In the world of design, engineering, and product development, the term "mockup" comes up quite often. But what exactly is a mockup, and how does it fit into the product development process? In this article, we'll delve into the concept of mockups, their purpose, and their importance in the development process.
What is a Mockup?
A mockup is a visual representation, prototype, or model of a product, concept, or system, used for evaluating its appearance, functionality, and overall design. It can be a physical or digital 2D or 3D model that allows designers, engineers, and stakeholders to visualize and test various aspects of the product before moving on to the next stages of development.
The Role of Mockups in the Product Development Process
Mockups play a crucial role in the product development process. They serve as a communication tool between designers, engineers, and stakeholders, allowing them to better understand and refine the product's design and functionality. Some of the primary purposes of mockups include:
Visualizing the Design
Mockups help designers visualize the look and feel of the product, enabling them to make adjustments and refinements before proceeding to the next stage of development. They can experiment with different colors, materials, and design elements to achieve the desired aesthetic.
Mockups also allow designers and engineers to test the functionality of a product, identifying any issues or improvements that need to be made before moving on to the production phase. This can include things like ergonomics, user experience, and overall performance.
Presenting Ideas to Stakeholders
Another important function of mockups is to present the product concept to stakeholders, such as clients, investors, or team members. A well-designed mockup can effectively communicate the product's appearance, functionality, and value proposition, helping to gain buy-in and support for the project.
Reducing Costs and Time
By creating a mockup early in the development process, designers and engineers can identify potential issues and make necessary adjustments before they become costly problems. This not only helps save time and money but also reduces the risk of project failure.
Types of Mockups
There are various types of mockups that designers and engineers can use depending on the stage of the product development process and the specific requirements of the project.

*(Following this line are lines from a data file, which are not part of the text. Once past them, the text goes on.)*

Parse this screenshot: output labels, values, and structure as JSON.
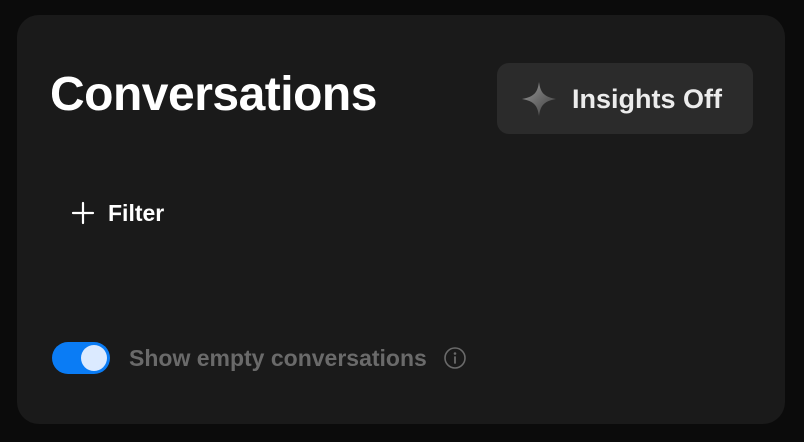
{
  "header": {
    "title": "Conversations",
    "insights_button": {
      "label": "Insights Off",
      "icon": "sparkle-icon"
    }
  },
  "filter": {
    "label": "Filter",
    "icon": "plus-icon"
  },
  "show_empty": {
    "label": "Show empty conversations",
    "enabled": true,
    "info_icon": "info-icon"
  },
  "colors": {
    "panel_background": "#1a1a1a",
    "page_background": "#0b0b0b",
    "button_background": "#2b2b2b",
    "toggle_on": "#0a7cf5",
    "toggle_knob": "#dbeaff",
    "muted_text": "#6a6a6a"
  }
}
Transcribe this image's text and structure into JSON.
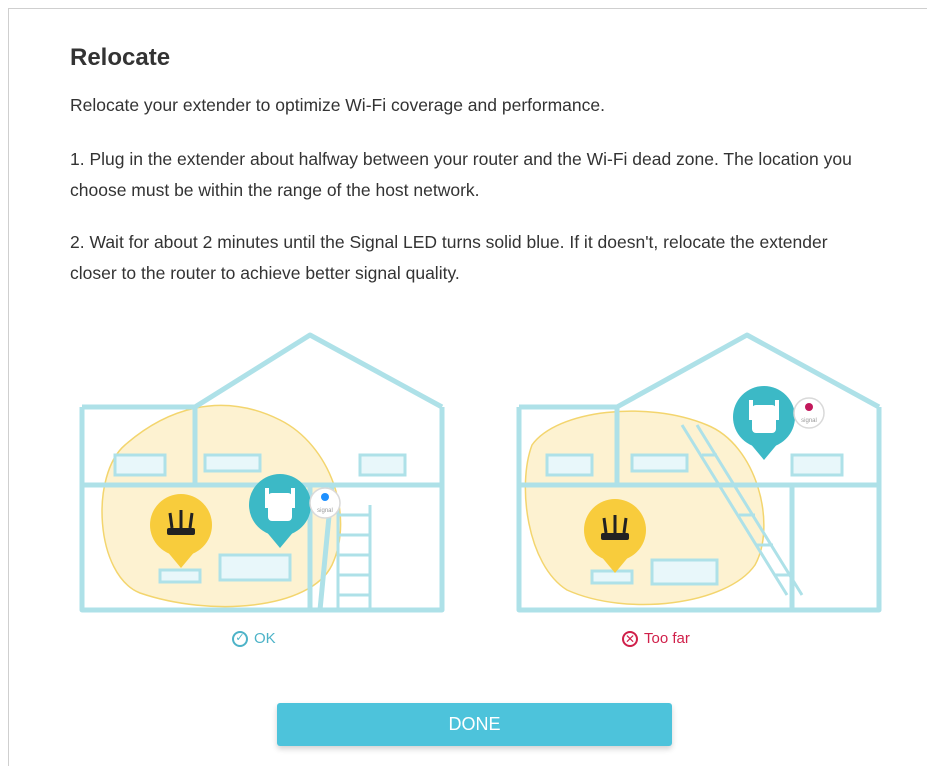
{
  "title": "Relocate",
  "intro": "Relocate your extender to optimize Wi-Fi coverage and performance.",
  "steps": [
    "1. Plug in the extender about halfway between your router and the Wi-Fi dead zone. The location you choose must be within the range of the host network.",
    "2. Wait for about 2 minutes until the Signal LED turns solid blue. If it doesn't, relocate the extender closer to the router to achieve better signal quality."
  ],
  "illustrations": {
    "good": {
      "status_label": "OK",
      "signal_text": "signal",
      "led_color": "#1e90ff"
    },
    "bad": {
      "status_label": "Too far",
      "signal_text": "signal",
      "led_color": "#c2185b"
    }
  },
  "done_button": "DONE",
  "colors": {
    "accent": "#4dc3db",
    "ok": "#4db3c8",
    "error": "#d0204a",
    "coverage": "#fbe39a",
    "house_outline": "#aee1e8"
  }
}
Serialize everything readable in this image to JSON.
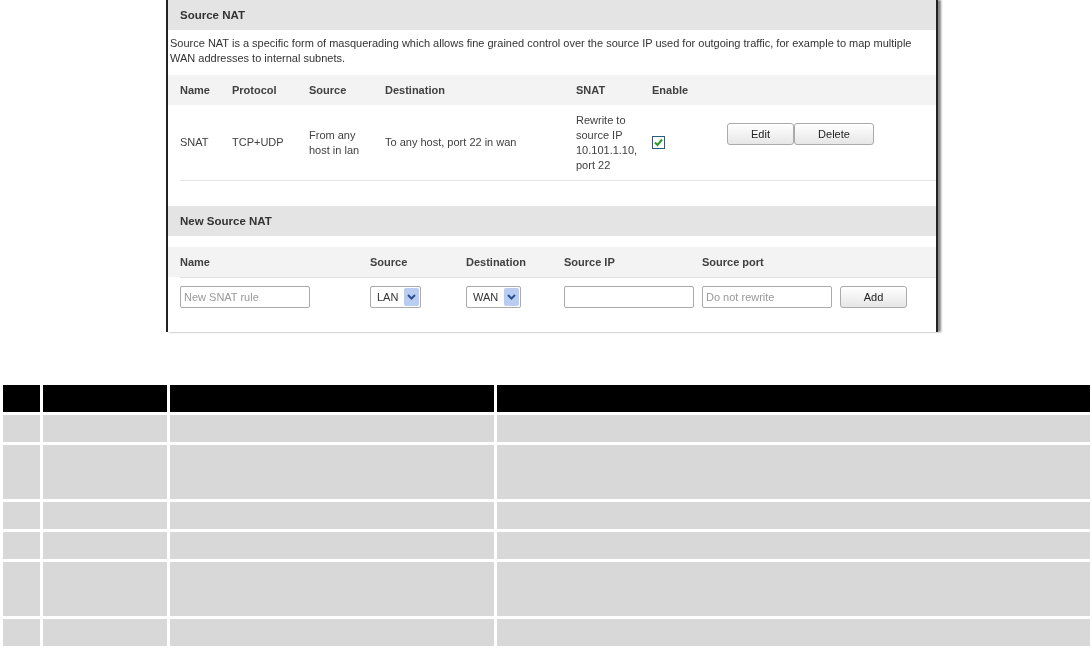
{
  "source_nat": {
    "title": "Source NAT",
    "description": "Source NAT is a specific form of masquerading which allows fine grained control over the source IP used for outgoing traffic, for example to map multiple WAN addresses to internal subnets.",
    "columns": [
      "Name",
      "Protocol",
      "Source",
      "Destination",
      "SNAT",
      "Enable"
    ],
    "rows": [
      {
        "name": "SNAT",
        "protocol": "TCP+UDP",
        "source": "From any host in lan",
        "destination": "To any host, port 22 in wan",
        "snat": "Rewrite to source IP 10.101.1.10, port 22",
        "enabled": true,
        "buttons": [
          "Edit",
          "Delete"
        ]
      }
    ]
  },
  "new_source_nat": {
    "title": "New Source NAT",
    "columns": [
      "Name",
      "Source",
      "Destination",
      "Source IP",
      "Source port"
    ],
    "name_placeholder": "New SNAT rule",
    "source_value": "LAN",
    "destination_value": "WAN",
    "source_port_placeholder": "Do not rewrite",
    "add_button": "Add"
  },
  "blank_table": {
    "rows": [
      {
        "tall": false
      },
      {
        "tall": true
      },
      {
        "tall": false
      },
      {
        "tall": false
      },
      {
        "tall": true
      },
      {
        "tall": false
      }
    ]
  }
}
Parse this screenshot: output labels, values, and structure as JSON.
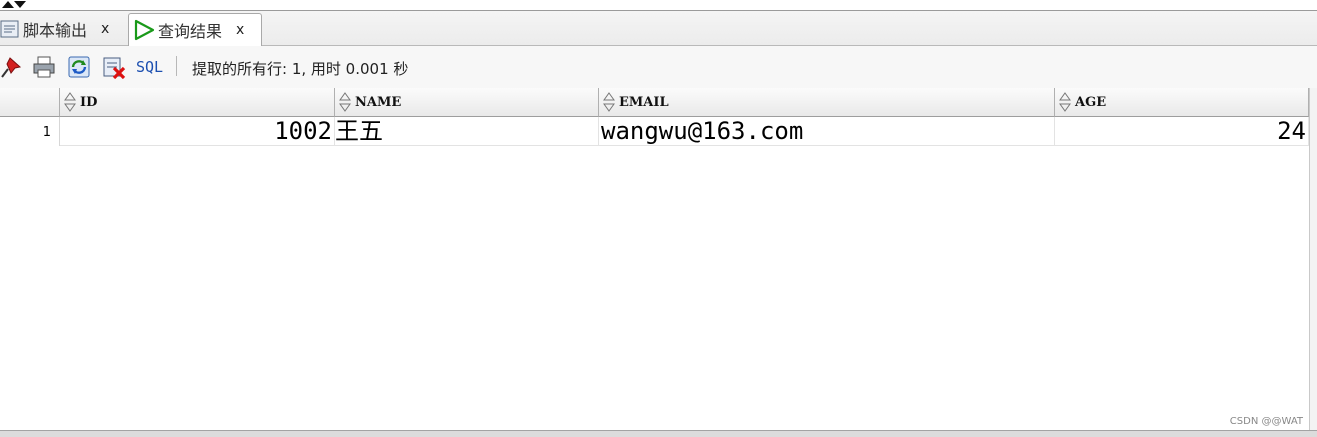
{
  "tabs": {
    "output_label": "脚本输出",
    "results_label": "查询结果",
    "close_glyph": "x"
  },
  "toolbar": {
    "sql_label": "SQL",
    "status_text": "提取的所有行: 1, 用时 0.001 秒"
  },
  "grid": {
    "columns": [
      "ID",
      "NAME",
      "EMAIL",
      "AGE"
    ],
    "rows": [
      {
        "row_number": "1",
        "id": "1002",
        "name": "王五",
        "email": "wangwu@163.com",
        "age": "24"
      }
    ]
  },
  "watermark": "CSDN @@WAT",
  "icons": [
    "collapse-icon",
    "script-output-icon",
    "run-icon",
    "pin-icon",
    "print-icon",
    "refresh-icon",
    "clear-icon",
    "sort-icon"
  ]
}
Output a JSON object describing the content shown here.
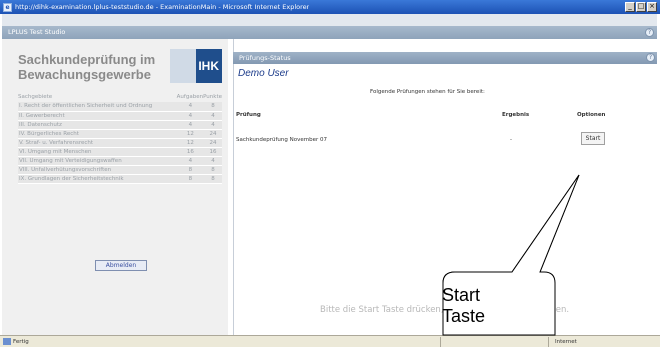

Some common types include:
These are simple, hand-drawn sketches of the product that provide a quick and easy way to communicate initial ideas and concepts.
Digital 2D Mockups
These are computer-generated images or illustrations of the product, created using design software such as Adobe Illustrator or Photoshop. They can be more detailed and refined than paper mockups, allowing for better visualization of the product.
These are digital or physical models of the product, created using 3D modeling software or rapid prototyping techniques such as 3D printing. They provide a more realistic representation of the product, enabling designers and engineers to better evaluate its appearance, functionality, and ergonomics.
Mockups, Wireframes, and Prototypes: Understanding the Differences
While mockups, wireframes, and prototypes are all essential tools in the product development process, they serve different purposes and have distinct characteristics. Here's a breakdown of their key differences:
Wireframes are basic, schematic representations of a product's structure and layout. They focus on the organization of elements on a page or screen, providing a visual guide for how content and functionality will be arranged. Typically created using simple lines and shapes, wireframes do not include detailed design elements such as colors or typography.
As discussed earlier in this article, mockups are visual representations that showcase the look and feel of a product. They incorporate colors, fonts, images, and other design elements to provide a more realistic view of the final product. However, mockups do not usually include interactive features or functionality.
Prototypes take the design process one step further by adding interactivity to the product representation. They simulate user experiences by allowing users to interact with various elements such as buttons or links. Prototypes can range from low-fidelity (simple interactions) to high-fidelity (fully functional), depending on the level of detail required for testing purposes.
Wireframes provide an initial structural blueprint for a product; mockups add visual design elements to create an accurate representation of appearance; and prototypes introduce interactivity for user experience testing and evaluation. Each tool plays a crucial role in ensuring successful communication and collaboration throughout the development process.
In conclusion, a mockup is an essential tool in the product development process, allowing designers, engineers, and stakeholders to visualize, evaluate, and refine a product's design and functionality before moving on to the next stages of development. By investing time and resources into creating effective mockups, businesses can reduce costs, save time, and improve the overall success of their projects.